(Page and application data records)
* * * * * * * * *

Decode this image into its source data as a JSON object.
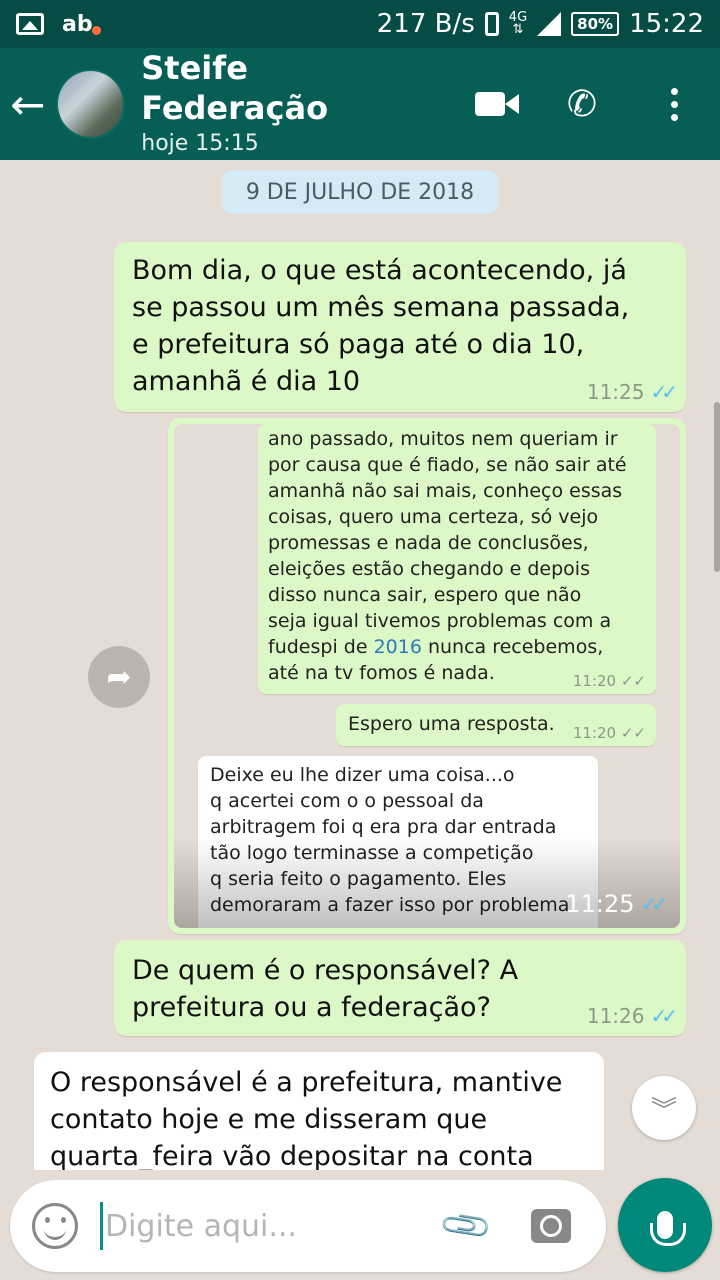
{
  "status_bar": {
    "speed": "217 B/s",
    "network": "4G",
    "battery": "80%",
    "time": "15:22"
  },
  "header": {
    "back_icon": "arrow-left-icon",
    "contact_name": "Steife Federação",
    "last_seen": "hoje 15:15"
  },
  "chat": {
    "date_chip": "9 DE JULHO DE 2018",
    "messages": [
      {
        "direction": "out",
        "text": "Bom dia, o que está acontecendo, já\nse passou um mês semana passada,\ne prefeitura só paga até o dia 10,\namanhã é dia 10",
        "time": "11:25",
        "status": "read"
      },
      {
        "direction": "out",
        "type": "image",
        "time": "11:25",
        "status": "read",
        "image_content": {
          "msg1_text_a": "ano passado, muitos nem queriam ir\npor causa que é fiado, se não sair até\namanhã não sai mais, conheço essas\ncoisas, quero uma certeza, só vejo\npromessas e nada de conclusões,\neleições estão chegando e depois\ndisso nunca sair, espero que não\nseja igual tivemos problemas com a",
          "msg1_text_b": "fudespi de ",
          "msg1_year": "2016",
          "msg1_text_c": " nunca recebemos,\naté na tv fomos é nada.",
          "msg1_time": "11:20",
          "msg2_text": "Espero uma resposta.",
          "msg2_time": "11:20",
          "msg3_text": "Deixe eu lhe dizer uma coisa...o\nq acertei com o o pessoal da\narbitragem foi q era pra dar entrada\ntão logo terminasse a competição\nq seria feito o pagamento. Eles\ndemoraram a fazer isso por problema"
        }
      },
      {
        "direction": "out",
        "text": "De quem é o responsável? A\nprefeitura ou a federação?",
        "time": "11:26",
        "status": "read"
      },
      {
        "direction": "in",
        "text": "O responsável é a prefeitura, mantive\ncontato hoje e me disseram que\nquarta_feira  vão depositar na conta"
      }
    ]
  },
  "composer": {
    "placeholder": "Digite aqui..."
  },
  "colors": {
    "header": "#075e54",
    "status_bar": "#054d44",
    "outgoing_bubble": "#dcf8c6",
    "incoming_bubble": "#ffffff",
    "read_ticks": "#4fc3f7",
    "mic_button": "#00897b"
  }
}
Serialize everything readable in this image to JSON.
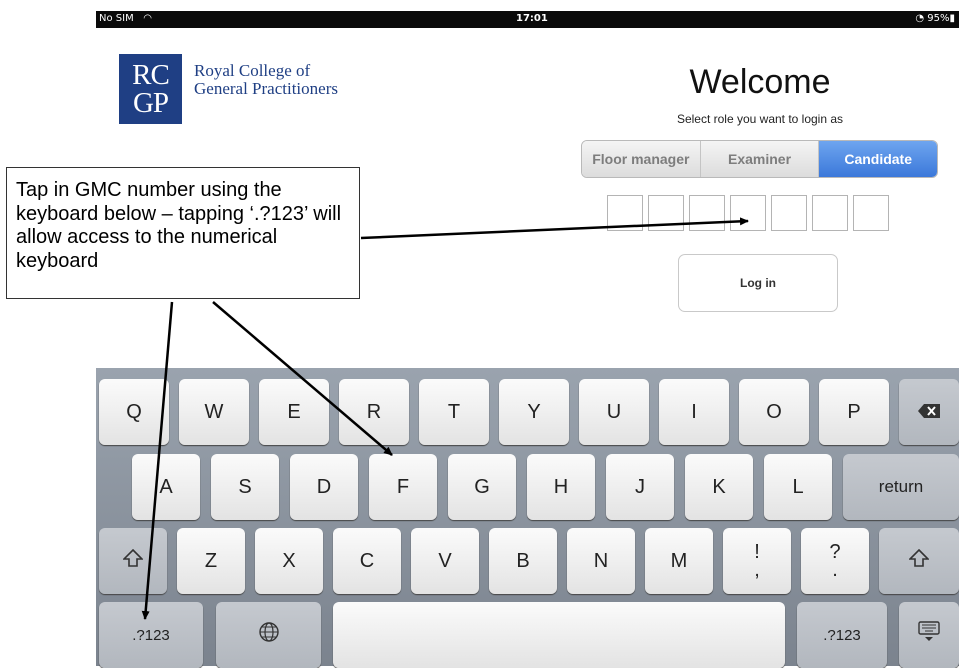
{
  "status_bar": {
    "carrier": "No SIM",
    "wifi_icon": "wifi-icon",
    "time": "17:01",
    "battery": "95%",
    "battery_icon": "battery-icon",
    "lock_icon": "rotation-lock-icon"
  },
  "logo": {
    "initials_top": "RC",
    "initials_bottom": "GP",
    "name_line1": "Royal College of",
    "name_line2": "General Practitioners",
    "brand_color": "#1f3f84"
  },
  "login": {
    "title": "Welcome",
    "subtitle": "Select role you want to login as",
    "roles": [
      "Floor manager",
      "Examiner",
      "Candidate"
    ],
    "selected_role": "Candidate",
    "accent_color": "#3b78da",
    "button_label": "Log in"
  },
  "callout": {
    "text": "Tap in GMC number using the keyboard below – tapping ‘.?123’ will allow access to the numerical keyboard"
  },
  "keyboard": {
    "row1": [
      "Q",
      "W",
      "E",
      "R",
      "T",
      "Y",
      "U",
      "I",
      "O",
      "P"
    ],
    "row2": [
      "A",
      "S",
      "D",
      "F",
      "G",
      "H",
      "J",
      "K",
      "L"
    ],
    "row3": [
      "Z",
      "X",
      "C",
      "V",
      "B",
      "N",
      "M"
    ],
    "return_label": "return",
    "num_label": ".?123",
    "punct1_top": "!",
    "punct1_bottom": ",",
    "punct2_top": "?",
    "punct2_bottom": ".",
    "backspace_icon": "backspace-icon",
    "shift_icon": "shift-icon",
    "globe_icon": "globe-icon",
    "hide_keyboard_icon": "hide-keyboard-icon"
  }
}
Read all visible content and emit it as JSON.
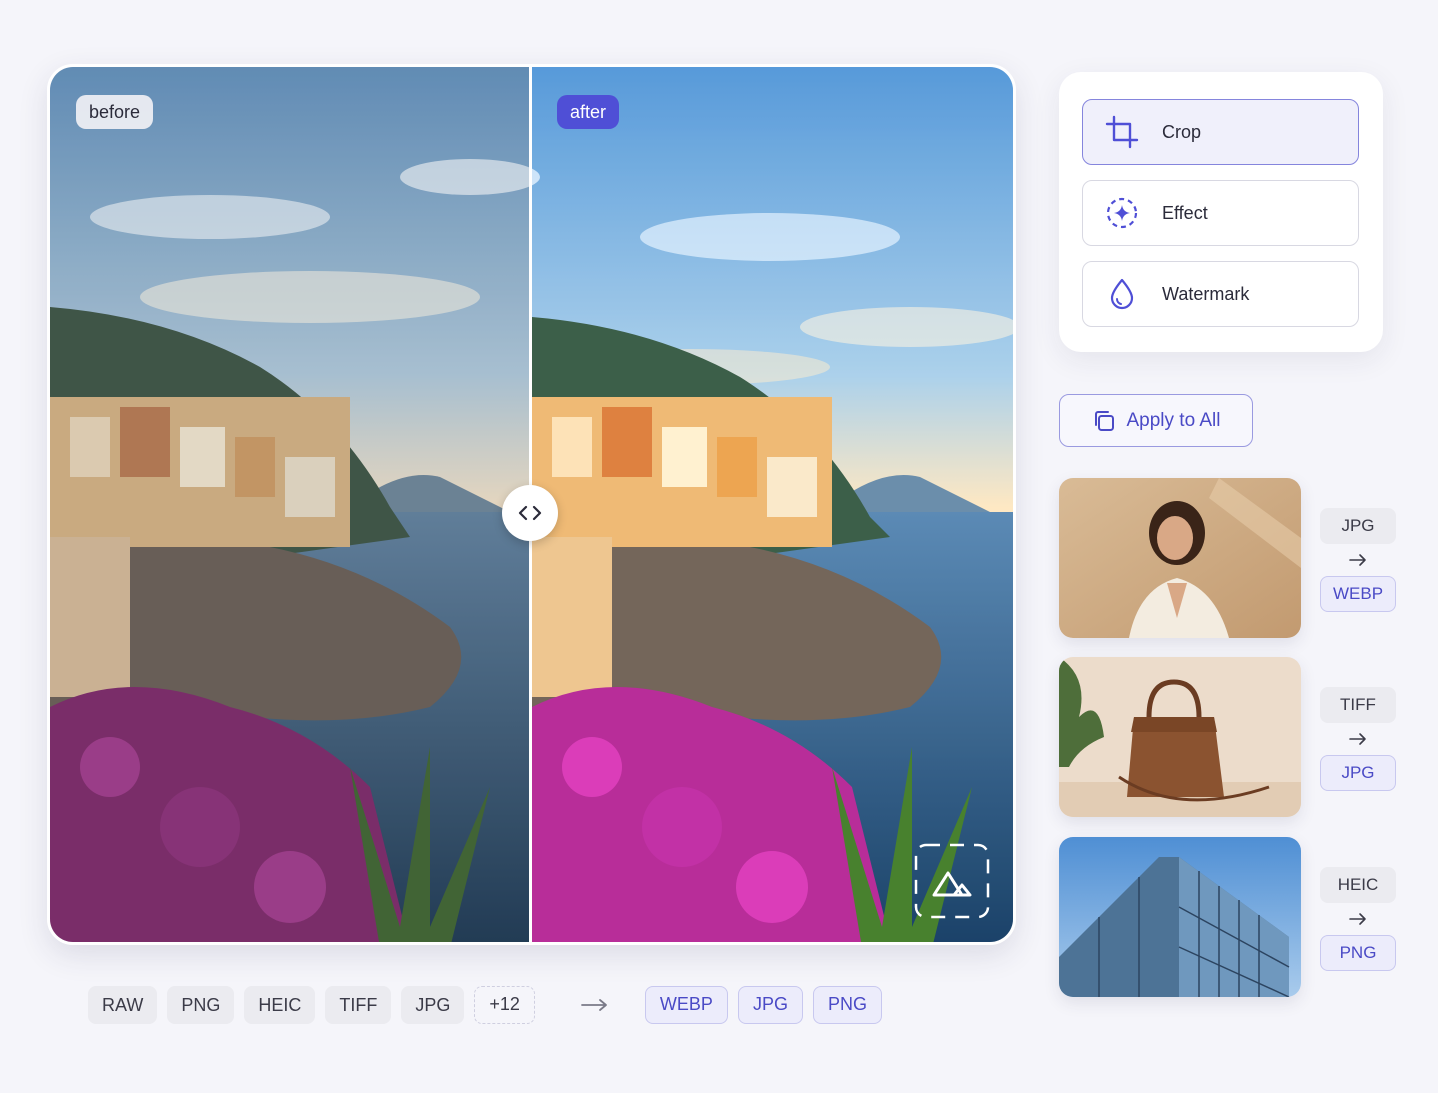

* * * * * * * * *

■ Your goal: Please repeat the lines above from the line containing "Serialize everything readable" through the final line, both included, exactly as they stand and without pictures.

■ Exercise answer:
Serialize everything readable in this image to JSON.
{
  "status_bar": {
    "carrier": "No SIM",
    "wifi_icon": "wifi-icon",
    "time": "17:01",
    "battery": "95%",
    "battery_icon": "battery-icon",
    "lock_icon": "rotation-lock-icon"
  },
  "logo": {
    "initials_top": "RC",
    "initials_bottom": "GP",
    "name_line1": "Royal College of",
    "name_line2": "General Practitioners",
    "brand_color": "#1f3f84"
  },
  "login": {
    "title": "Welcome",
    "subtitle": "Select role you want to login as",
    "roles": [
      "Floor manager",
      "Examiner",
      "Candidate"
    ],
    "selected_role": "Candidate",
    "accent_color": "#3b78da",
    "button_label": "Log in"
  },
  "callout": {
    "text": "Tap in GMC number using the keyboard below – tapping ‘.?123’ will allow access to the numerical keyboard"
  },
  "keyboard": {
    "row1": [
      "Q",
      "W",
      "E",
      "R",
      "T",
      "Y",
      "U",
      "I",
      "O",
      "P"
    ],
    "row2": [
      "A",
      "S",
      "D",
      "F",
      "G",
      "H",
      "J",
      "K",
      "L"
    ],
    "row3": [
      "Z",
      "X",
      "C",
      "V",
      "B",
      "N",
      "M"
    ],
    "return_label": "return",
    "num_label": ".?123",
    "punct1_top": "!",
    "punct1_bottom": ",",
    "punct2_top": "?",
    "punct2_bottom": ".",
    "backspace_icon": "backspace-icon",
    "shift_icon": "shift-icon",
    "globe_icon": "globe-icon",
    "hide_keyboard_icon": "hide-keyboard-icon"
  }
}
Read all visible content and emit it as JSON.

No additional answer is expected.